(ii) in the case of a distribution contemplated in paragraph (a) of the definition of “distribution” in section 1, 12 months following that distribution.
(3) For the purposes contemplated in subsection (1)—
(a) any financial information to be considered concerning the company must be based on—
(i) accounting records that satisfy the requirements of section 28; and
(ii) financial statements that satisfy the requirements of section 29;
(b) subject to paragraph (c), the board or any other person applying the solvency and liquidity test to a company —
(i) must consider a fair valuation of the company’s assets and liabilities, including any reasonably foreseeable contingent assets and liabilities, irrespective of whether or not arising as a result of the proposed distribution, or otherwise; and
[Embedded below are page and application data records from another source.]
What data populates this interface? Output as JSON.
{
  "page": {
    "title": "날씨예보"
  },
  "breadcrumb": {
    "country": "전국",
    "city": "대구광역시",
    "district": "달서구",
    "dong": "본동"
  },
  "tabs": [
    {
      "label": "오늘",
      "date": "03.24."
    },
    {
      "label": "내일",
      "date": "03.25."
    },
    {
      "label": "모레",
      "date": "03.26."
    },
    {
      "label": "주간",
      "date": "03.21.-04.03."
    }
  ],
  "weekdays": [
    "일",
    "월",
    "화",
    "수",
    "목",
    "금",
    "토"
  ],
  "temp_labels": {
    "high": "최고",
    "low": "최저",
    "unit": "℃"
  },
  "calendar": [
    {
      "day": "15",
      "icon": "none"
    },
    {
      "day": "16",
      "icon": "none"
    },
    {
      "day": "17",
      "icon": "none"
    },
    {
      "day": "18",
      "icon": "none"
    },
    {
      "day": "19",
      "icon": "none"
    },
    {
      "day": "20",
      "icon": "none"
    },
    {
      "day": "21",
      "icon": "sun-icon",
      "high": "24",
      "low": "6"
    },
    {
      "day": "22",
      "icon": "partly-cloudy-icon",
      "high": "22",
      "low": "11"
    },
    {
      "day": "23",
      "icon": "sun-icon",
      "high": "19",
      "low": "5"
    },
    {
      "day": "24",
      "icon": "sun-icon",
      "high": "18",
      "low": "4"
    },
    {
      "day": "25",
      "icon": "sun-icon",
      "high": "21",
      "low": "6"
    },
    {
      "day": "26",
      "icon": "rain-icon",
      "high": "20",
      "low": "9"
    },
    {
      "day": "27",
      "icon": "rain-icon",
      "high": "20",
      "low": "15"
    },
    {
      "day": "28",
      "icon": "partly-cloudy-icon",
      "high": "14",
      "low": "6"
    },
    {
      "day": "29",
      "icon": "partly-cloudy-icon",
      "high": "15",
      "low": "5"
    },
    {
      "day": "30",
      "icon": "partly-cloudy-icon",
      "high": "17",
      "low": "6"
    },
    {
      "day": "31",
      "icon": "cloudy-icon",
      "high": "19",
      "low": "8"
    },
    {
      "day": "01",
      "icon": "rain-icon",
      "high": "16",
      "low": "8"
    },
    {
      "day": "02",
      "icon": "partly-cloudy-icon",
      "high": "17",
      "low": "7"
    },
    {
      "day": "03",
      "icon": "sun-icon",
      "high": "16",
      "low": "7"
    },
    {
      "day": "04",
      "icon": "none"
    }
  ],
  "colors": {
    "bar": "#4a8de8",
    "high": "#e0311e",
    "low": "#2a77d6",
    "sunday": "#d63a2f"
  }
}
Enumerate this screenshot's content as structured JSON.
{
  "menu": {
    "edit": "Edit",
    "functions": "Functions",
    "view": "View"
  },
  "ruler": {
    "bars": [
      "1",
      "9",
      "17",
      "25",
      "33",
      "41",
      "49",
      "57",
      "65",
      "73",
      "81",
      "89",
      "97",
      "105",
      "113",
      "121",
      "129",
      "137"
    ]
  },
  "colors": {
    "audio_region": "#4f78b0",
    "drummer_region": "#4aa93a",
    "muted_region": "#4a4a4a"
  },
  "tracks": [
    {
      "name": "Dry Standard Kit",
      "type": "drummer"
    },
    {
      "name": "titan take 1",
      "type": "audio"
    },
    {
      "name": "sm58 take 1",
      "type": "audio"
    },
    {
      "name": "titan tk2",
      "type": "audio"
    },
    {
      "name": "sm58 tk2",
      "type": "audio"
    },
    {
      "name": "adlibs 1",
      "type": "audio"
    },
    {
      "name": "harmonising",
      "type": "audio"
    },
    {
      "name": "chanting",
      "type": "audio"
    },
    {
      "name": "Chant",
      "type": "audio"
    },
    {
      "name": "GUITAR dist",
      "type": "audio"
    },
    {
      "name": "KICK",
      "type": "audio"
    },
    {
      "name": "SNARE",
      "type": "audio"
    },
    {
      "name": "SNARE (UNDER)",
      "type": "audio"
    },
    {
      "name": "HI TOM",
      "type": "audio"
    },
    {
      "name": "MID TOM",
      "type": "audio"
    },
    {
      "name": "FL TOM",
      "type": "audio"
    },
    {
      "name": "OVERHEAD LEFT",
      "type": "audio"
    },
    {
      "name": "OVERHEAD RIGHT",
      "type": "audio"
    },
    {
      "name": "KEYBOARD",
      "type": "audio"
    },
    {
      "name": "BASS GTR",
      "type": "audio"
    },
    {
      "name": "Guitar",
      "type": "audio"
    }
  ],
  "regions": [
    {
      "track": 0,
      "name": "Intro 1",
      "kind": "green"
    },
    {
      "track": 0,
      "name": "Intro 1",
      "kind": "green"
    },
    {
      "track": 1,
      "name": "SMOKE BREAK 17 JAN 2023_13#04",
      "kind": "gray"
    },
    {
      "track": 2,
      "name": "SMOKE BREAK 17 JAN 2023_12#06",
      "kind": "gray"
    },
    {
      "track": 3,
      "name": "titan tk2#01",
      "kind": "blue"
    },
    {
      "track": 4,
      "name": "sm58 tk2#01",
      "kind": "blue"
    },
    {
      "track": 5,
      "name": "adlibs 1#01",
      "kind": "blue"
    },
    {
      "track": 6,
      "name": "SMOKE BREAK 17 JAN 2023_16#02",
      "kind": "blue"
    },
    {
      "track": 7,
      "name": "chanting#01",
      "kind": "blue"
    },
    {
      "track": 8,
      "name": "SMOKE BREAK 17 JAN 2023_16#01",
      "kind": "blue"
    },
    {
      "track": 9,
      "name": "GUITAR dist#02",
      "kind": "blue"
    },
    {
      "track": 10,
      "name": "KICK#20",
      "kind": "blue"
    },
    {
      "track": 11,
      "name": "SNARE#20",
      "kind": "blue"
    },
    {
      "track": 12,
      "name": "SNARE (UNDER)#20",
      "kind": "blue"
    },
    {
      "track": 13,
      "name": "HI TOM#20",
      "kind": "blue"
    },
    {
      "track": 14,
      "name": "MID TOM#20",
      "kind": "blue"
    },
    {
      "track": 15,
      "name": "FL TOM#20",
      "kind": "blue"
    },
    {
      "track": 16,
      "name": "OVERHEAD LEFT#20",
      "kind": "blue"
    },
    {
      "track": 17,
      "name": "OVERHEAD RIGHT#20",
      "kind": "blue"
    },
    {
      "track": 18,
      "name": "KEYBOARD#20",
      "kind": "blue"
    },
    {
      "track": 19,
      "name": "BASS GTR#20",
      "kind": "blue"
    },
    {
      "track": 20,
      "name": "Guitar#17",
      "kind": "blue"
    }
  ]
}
(ii) may consider any other valuation of the company’s assets and liabilities that is reasonable in the circumstances; and
(c) unless the Memorandum of Incorporation of the company provides otherwise, when applying the test in respect of a distribution contemplated in paragraph (a) of the definition of “distribution” in section 1, a person is not to include as a liability any amount that would be required, if the company were to be liquidated at the time of the distribution, to satisfy the preferential rights upon liquidation of shareholders whose preferential rights upon liquidation are superior to the preferential rights upon liquidation of those receiving the distribution.
The solvency and liquidity test is based on the principles that as long as the test is satisfied, creditors will not be prejudiced if the “capital” of the company is used other than for the ordinary business purposes of the company.
The test requires two types of solvency, i.e. factual as well as commercial solvency.
Factual solvency (it must appear, based on all reasonably foreseeable financial circumstances that assets are in excess of liabilities) is purely a balance sheet test, i.e. a particular moment (sub-s (1) (a)), while in respect of liquidity it must appear, based on all reasonably foreseeable financial circumstances, that the company will be able to pay its debts as they fall due in the ordinary course of business for 12 months after the test was applied.
The contents of this article is intended to provide a general overview to the subject matter and is not exhaustive. Specialist advice must be sought about your specific circumstances – 05 March 2019.